- [Task item] Tell how many lines of the data include the word "icon". Nothing but the number belongs in the answer.

- [Source information]
============================================================

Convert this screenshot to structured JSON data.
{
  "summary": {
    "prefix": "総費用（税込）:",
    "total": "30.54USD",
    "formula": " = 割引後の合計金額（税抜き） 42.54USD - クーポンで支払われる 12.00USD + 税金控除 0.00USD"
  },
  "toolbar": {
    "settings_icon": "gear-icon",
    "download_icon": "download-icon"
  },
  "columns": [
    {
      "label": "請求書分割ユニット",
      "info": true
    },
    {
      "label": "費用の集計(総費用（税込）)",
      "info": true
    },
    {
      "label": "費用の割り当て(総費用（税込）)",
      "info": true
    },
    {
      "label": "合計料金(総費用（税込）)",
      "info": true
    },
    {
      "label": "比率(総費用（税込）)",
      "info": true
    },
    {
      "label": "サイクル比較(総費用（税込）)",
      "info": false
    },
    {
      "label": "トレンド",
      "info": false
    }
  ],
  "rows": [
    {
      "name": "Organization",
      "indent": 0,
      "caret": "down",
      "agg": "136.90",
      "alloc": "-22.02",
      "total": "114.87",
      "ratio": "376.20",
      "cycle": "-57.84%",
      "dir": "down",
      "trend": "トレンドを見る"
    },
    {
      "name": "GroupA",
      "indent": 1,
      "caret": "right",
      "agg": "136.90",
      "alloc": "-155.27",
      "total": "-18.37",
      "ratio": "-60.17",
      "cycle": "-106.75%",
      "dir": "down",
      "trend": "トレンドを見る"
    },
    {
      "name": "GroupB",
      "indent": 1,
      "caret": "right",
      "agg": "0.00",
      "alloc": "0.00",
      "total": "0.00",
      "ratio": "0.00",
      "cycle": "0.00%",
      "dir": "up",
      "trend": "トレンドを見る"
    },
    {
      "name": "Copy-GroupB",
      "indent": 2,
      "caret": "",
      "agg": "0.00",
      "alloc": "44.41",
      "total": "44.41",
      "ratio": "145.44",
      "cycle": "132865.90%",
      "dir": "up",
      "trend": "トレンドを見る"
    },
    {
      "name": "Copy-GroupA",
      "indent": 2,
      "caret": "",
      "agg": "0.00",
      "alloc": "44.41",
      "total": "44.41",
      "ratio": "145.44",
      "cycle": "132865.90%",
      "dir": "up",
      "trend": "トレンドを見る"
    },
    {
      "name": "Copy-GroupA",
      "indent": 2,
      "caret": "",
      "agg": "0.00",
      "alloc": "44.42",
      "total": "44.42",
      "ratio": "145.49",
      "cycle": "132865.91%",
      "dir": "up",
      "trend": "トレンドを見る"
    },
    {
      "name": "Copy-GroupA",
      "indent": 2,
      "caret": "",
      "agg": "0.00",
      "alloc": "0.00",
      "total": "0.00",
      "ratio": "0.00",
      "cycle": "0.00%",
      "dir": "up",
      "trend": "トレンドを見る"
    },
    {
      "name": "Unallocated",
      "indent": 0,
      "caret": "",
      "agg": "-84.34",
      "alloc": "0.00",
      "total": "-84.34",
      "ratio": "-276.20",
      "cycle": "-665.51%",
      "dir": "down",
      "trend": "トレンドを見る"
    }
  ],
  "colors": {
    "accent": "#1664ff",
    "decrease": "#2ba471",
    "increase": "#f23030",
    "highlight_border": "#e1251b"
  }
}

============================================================

- [Task solution] 2